Segment Open

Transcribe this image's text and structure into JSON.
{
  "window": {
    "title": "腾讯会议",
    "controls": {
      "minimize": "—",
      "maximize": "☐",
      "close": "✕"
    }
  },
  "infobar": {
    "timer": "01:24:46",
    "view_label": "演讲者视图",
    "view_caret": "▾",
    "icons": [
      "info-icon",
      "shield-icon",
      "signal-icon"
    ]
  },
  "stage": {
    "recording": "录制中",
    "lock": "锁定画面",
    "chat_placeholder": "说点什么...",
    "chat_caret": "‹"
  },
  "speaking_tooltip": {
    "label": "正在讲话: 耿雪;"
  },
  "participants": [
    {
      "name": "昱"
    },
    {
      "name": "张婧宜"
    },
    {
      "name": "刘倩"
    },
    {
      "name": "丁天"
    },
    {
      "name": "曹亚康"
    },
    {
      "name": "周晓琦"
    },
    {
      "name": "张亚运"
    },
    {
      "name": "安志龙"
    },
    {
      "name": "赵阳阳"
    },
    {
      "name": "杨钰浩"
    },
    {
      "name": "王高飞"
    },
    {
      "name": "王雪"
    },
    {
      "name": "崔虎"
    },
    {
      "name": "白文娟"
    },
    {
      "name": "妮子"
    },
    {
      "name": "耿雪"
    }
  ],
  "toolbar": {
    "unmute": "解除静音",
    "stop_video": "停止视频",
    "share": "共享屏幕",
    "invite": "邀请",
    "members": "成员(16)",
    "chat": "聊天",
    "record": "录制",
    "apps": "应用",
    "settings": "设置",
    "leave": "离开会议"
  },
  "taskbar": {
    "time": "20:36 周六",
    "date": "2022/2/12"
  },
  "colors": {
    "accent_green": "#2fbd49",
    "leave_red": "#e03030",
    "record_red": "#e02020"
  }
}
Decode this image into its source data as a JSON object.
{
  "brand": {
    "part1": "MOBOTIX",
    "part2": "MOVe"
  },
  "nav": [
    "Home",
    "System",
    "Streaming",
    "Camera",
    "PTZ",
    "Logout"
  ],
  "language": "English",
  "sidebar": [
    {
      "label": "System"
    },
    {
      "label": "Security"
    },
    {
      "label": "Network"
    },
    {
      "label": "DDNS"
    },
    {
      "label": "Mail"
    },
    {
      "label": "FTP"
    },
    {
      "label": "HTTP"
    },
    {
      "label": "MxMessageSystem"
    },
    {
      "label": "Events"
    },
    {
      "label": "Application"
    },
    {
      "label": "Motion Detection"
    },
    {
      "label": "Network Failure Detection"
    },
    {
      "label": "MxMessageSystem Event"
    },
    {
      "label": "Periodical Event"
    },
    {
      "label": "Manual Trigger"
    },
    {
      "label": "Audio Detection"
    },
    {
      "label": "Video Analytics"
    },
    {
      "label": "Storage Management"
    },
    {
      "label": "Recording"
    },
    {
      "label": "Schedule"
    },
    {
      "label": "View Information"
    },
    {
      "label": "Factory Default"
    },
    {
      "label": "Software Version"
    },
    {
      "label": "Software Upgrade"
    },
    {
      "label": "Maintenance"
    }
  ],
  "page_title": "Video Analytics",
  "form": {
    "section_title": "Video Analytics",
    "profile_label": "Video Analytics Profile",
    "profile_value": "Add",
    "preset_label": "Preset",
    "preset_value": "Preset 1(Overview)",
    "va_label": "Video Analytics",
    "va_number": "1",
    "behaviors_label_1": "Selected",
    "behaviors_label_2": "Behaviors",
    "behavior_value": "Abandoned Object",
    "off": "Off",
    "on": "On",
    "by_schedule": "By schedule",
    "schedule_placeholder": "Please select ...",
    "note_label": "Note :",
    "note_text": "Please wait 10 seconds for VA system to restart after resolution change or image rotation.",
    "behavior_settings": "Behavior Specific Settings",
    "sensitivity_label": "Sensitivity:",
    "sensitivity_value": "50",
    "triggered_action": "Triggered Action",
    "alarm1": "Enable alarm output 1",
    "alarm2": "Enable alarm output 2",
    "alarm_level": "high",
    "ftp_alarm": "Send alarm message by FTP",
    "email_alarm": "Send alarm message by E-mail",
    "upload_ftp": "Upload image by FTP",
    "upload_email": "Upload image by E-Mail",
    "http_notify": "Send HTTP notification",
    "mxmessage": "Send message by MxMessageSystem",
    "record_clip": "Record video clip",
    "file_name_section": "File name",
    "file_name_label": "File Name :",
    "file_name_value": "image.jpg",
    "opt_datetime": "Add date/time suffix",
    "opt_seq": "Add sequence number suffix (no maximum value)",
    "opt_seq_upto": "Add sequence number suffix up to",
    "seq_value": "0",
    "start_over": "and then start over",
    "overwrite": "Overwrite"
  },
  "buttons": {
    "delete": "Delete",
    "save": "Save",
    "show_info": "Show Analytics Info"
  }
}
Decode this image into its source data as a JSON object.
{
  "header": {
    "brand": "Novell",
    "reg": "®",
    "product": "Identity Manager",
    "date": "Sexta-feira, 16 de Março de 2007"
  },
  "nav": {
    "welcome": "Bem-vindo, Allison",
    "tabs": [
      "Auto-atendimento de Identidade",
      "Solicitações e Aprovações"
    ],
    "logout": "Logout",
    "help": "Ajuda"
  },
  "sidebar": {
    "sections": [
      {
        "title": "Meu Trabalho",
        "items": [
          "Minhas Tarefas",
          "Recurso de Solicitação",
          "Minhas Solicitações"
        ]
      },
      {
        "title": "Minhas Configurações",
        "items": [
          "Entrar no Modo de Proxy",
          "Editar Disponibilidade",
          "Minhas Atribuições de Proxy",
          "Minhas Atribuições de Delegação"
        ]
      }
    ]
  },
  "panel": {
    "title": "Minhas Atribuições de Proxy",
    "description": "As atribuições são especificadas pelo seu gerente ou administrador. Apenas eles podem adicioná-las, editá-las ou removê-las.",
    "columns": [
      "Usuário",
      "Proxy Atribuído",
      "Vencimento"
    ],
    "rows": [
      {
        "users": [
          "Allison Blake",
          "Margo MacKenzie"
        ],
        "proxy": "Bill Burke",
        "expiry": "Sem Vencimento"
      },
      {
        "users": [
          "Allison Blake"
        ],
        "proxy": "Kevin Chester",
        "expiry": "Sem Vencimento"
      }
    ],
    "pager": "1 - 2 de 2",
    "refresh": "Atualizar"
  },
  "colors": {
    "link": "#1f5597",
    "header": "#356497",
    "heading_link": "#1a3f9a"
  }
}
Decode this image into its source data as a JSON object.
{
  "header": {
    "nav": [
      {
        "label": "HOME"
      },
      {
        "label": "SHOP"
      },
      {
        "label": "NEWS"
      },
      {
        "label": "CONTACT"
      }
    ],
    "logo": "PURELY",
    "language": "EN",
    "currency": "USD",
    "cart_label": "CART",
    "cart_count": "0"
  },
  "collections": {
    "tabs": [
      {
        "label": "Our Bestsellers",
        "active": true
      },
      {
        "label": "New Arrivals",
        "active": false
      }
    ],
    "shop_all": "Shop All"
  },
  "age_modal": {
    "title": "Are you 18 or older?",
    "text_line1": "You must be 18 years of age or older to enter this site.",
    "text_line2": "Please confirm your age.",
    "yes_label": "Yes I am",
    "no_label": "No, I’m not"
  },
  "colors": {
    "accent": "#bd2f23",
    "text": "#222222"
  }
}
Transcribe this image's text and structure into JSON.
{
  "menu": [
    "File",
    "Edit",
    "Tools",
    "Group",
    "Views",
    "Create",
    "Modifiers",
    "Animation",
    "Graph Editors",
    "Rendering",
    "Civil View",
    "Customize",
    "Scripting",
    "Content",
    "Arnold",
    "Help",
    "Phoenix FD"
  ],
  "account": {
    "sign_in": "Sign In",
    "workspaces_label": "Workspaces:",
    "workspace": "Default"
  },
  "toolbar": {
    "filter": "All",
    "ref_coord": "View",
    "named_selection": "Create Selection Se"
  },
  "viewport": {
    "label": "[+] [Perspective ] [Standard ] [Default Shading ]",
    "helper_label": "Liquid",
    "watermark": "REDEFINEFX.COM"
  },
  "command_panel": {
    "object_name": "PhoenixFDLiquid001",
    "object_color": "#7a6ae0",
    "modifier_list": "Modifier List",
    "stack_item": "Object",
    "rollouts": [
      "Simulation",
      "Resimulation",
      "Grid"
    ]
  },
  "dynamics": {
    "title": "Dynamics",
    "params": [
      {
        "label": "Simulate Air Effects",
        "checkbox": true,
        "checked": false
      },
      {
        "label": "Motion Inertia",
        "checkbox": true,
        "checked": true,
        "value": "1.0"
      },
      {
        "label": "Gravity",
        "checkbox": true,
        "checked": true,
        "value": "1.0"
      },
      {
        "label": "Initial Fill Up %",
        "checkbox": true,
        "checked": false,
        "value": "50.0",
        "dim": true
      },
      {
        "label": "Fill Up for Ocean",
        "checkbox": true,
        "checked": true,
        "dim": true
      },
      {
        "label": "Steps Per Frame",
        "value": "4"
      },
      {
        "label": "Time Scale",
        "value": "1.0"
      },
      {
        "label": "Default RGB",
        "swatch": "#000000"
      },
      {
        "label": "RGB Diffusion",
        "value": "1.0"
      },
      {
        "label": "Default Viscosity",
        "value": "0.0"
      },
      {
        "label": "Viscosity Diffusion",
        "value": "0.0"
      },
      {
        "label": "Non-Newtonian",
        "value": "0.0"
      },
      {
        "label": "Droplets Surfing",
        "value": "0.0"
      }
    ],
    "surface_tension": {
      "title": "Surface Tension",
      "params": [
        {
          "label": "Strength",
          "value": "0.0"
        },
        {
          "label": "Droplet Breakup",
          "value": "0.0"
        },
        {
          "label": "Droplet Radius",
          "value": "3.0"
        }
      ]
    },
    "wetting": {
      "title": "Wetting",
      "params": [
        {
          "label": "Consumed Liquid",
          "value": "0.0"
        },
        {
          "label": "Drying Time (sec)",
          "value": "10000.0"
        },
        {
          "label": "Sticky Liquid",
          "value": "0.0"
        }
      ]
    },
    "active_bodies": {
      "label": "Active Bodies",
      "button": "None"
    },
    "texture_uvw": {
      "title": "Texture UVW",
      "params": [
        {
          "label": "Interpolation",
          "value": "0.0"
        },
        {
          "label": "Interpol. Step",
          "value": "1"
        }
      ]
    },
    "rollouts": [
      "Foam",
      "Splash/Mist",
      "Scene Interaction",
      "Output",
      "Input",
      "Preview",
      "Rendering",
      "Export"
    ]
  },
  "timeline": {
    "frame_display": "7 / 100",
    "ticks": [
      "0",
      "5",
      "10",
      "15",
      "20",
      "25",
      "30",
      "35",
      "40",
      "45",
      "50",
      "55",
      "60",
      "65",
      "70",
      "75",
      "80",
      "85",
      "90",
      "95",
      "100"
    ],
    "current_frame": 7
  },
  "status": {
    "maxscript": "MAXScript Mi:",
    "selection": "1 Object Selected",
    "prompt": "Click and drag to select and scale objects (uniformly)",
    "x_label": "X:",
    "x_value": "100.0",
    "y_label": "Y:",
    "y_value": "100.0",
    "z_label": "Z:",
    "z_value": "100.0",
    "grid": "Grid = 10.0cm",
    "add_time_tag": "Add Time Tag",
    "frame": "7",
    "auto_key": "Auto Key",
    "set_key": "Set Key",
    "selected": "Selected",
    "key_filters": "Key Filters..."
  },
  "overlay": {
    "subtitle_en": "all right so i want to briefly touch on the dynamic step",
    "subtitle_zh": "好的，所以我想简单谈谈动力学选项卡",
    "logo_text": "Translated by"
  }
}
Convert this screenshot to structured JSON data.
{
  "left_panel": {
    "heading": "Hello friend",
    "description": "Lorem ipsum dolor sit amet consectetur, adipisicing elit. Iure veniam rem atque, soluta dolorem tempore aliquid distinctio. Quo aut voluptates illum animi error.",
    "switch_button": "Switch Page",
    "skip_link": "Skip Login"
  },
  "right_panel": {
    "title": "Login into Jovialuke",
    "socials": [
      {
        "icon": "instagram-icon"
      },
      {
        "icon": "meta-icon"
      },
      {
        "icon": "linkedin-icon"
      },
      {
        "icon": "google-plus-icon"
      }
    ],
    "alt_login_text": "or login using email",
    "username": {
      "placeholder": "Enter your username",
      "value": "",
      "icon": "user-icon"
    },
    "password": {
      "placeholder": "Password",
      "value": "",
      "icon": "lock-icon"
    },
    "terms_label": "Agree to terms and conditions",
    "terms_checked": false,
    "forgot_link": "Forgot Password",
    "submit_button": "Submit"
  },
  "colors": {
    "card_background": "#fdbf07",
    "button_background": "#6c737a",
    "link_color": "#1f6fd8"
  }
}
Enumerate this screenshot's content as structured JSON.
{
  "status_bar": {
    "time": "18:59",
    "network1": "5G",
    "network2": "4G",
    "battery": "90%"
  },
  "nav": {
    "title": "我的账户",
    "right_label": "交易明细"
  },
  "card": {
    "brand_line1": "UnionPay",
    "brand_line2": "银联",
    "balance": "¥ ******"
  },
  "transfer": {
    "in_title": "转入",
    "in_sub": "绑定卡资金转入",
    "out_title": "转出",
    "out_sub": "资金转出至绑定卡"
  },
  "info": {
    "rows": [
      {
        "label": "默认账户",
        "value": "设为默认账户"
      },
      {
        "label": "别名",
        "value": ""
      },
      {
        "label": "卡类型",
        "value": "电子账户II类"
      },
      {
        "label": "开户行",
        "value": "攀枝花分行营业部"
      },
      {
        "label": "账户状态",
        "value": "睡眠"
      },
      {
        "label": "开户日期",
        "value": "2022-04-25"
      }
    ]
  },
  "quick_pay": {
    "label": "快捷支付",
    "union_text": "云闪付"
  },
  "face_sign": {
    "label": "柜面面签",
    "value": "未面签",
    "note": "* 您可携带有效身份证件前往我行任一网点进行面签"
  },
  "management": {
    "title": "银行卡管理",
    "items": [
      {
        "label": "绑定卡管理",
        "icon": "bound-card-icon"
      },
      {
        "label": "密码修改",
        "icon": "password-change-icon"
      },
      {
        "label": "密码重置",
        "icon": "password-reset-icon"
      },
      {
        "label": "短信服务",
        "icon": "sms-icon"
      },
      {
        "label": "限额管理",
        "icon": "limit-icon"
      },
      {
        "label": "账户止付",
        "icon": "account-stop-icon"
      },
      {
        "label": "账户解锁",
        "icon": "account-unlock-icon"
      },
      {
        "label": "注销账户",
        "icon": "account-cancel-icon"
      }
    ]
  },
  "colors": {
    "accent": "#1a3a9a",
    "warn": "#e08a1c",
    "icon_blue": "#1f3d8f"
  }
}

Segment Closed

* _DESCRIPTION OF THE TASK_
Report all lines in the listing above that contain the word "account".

* _RESPONSE_
  "account": {
        "icon": "account-stop-icon"
        "icon": "account-unlock-icon"
        "icon": "account-cancel-icon"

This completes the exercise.